Causes of Cervical Spondylosis – how Neck Arthritis starts

Causes of Cervical Spondylosis - how Neck Arthritis starts

The causes of Cervical Spondylosis tend to be repeated or recurring neck pain which doesn’t resolve itself, particularly when you are over 55 years of age. Cervical Spondylosis is more commonly known as Neck Osteoarthritis or Arthritis of the Neck.

In Cervical Spondylosis there is a loss of disc height between the intervertebral bodies. With age these discs dry out and become flatter which causes the joints of the neck to sit closer together, in medical terms we call that approximation.

As the joints begin to approximate with general movement or use of the neck the joints start to rub against each other and then wear.

What causes Cervical Spondylosis?

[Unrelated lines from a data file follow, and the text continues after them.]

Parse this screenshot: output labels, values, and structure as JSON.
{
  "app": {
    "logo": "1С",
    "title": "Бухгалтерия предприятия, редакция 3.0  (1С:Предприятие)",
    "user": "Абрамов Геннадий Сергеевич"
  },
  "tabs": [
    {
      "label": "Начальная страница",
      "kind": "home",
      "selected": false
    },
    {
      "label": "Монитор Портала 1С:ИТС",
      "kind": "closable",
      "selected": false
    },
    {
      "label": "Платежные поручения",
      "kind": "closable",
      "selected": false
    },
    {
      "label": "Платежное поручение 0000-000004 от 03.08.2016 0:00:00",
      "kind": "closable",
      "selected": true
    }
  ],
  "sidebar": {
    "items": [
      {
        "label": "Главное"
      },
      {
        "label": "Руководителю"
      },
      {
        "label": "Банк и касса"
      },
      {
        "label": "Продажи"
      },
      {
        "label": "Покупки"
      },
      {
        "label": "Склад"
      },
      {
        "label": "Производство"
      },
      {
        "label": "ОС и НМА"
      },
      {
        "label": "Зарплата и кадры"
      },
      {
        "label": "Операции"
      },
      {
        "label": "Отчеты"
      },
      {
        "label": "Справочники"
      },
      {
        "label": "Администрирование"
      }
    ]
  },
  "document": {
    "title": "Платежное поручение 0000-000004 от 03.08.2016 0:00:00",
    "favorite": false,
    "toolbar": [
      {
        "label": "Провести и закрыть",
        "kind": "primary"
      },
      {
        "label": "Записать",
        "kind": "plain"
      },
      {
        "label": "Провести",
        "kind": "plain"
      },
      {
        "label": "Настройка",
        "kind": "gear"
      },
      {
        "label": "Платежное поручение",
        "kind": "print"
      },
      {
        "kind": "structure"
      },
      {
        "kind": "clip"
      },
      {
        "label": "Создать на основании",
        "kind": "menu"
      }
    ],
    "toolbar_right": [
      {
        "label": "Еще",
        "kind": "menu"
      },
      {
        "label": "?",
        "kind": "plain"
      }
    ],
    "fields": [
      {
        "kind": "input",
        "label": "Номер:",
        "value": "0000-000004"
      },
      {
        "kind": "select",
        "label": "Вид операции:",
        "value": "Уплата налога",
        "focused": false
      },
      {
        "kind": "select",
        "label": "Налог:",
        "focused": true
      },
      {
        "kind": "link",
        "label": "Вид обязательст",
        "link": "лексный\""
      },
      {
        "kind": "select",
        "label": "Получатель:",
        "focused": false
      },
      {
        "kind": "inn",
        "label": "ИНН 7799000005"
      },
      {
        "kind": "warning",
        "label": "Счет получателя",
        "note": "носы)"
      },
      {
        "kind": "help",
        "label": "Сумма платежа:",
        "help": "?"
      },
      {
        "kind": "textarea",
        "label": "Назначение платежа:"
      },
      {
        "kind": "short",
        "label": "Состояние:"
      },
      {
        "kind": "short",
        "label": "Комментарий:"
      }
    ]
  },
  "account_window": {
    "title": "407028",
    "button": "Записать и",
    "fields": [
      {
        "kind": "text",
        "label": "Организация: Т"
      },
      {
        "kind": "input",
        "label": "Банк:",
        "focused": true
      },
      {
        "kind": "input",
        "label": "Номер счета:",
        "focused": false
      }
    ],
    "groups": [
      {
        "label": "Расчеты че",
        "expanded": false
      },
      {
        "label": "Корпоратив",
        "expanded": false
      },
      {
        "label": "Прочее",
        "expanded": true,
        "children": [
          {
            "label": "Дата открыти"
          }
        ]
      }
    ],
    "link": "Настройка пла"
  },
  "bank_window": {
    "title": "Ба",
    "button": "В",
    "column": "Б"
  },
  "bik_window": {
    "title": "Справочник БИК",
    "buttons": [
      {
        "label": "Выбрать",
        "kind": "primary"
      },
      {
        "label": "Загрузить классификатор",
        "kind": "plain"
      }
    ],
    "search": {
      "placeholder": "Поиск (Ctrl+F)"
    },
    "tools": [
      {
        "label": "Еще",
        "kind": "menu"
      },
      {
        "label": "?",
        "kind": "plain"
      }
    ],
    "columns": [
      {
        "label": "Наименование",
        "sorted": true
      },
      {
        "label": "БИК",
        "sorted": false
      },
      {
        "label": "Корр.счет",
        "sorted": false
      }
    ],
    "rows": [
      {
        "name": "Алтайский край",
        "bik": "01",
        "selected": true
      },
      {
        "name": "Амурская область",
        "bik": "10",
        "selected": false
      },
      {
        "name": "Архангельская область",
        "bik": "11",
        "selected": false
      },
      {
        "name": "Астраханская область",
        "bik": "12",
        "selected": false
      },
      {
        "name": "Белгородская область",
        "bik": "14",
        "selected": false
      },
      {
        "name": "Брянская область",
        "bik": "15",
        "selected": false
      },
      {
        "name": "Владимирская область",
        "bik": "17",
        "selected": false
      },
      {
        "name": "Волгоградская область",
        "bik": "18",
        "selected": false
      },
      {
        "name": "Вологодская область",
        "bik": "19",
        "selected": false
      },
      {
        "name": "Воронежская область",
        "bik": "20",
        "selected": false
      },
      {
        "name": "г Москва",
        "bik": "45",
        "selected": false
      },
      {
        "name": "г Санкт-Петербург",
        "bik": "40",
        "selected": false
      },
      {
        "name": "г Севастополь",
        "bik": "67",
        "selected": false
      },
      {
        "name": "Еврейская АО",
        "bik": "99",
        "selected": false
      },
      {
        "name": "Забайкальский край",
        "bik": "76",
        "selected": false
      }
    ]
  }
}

There are a number of things which can contribute to the causes of Cervical Spondylosis.

Age is one of them, so this is part of the normal ageing process and over the age of 40 we all experience a degree of wear and tear in the joints of our body. Most of us go into our twilight years not suffering from conditions like this because a little bit of wear and tear is normal and we tend not to feel that because there’s no nerve endings in the cartilage.

However, we are living longer and with improved diets and modern medicine we tend to experience pain as a result of age-related arthritis just purely because we’re around a lot longer than we would have been maybe 50 or 60 years ago.

One of the other causes of Cervical Spondylosis is inflammation. Inflammation causes pain, it’s a pain mediator. So in the situation where you’ve got bone on bone that causes pain and pain causes a shortening in the muscles.

In the back of the head you have a range of postural muscles called erector spinae and they run all the way down the vertebral column and when you experience pain particularly in the neck, they tighten and they become short.

This shortening of the muscle pulls down and brings the joints, which are already sitting close together, even more closely than they were before. This causes excessive amounts of rubbing and it just speeds up the wear and tear process.

There’s also a gender element to Cervical Spondylosis. So unfortunately, it tends to affect women more than men and one of the reasons for that is post menopause the absorption of calcium into the skeleton becomes compromised in women. They need oestrogen and progesterone in order to maintain normal bone density and both these hormones are diminished post menopause.

It’s also a condition that is affected by posture. So, we know that people who perhaps sit in front of the computer too much or have poor body posture tend to suffer with accelerated wear and tear into their joints.

There is also a congenital element to Cervical Spondylosis as well, so if there’s a history of degenerative bone disease in the family, particularly arthritic degeneration, then you have an increased prevalence or likelihood of inheriting this condition.

Some sports also have an impact on Cervical Spondylosis, particularly the traumatic ones. Things like american football, rugby or anything where there is heavy or repeated impact, this trauma into the joints is some kind of post-traumatic arthritis. In general terms you cannot trauma a joint and get away with it.

Normally if you experience some kind of joint trauma there will be secondary or side effects that start to become prevalent later on in life.

Treating Cervical Spondylosis effectively?

If you suspect that you have Cervical Spondylosis (Neck Arthritis) then get your symptoms assessed with our pain assessment tool.

Once you’ve identified the likely cause you’ll be able to download a treatment guide. It will tell you everything you need to know about Cervical Spondylosis and it will help you manage the pain effectively.

Start your Pain Assessment Get the Treatment Guide

Watch the ‘Cervical Spondylosis – causes and management’ video here

Other resources

Neck Arthritis – what is Cervical Spondylosis?
Cervical Spondylosis – causes and symptoms
Cervical Spondylosis – causes, symptoms and treatment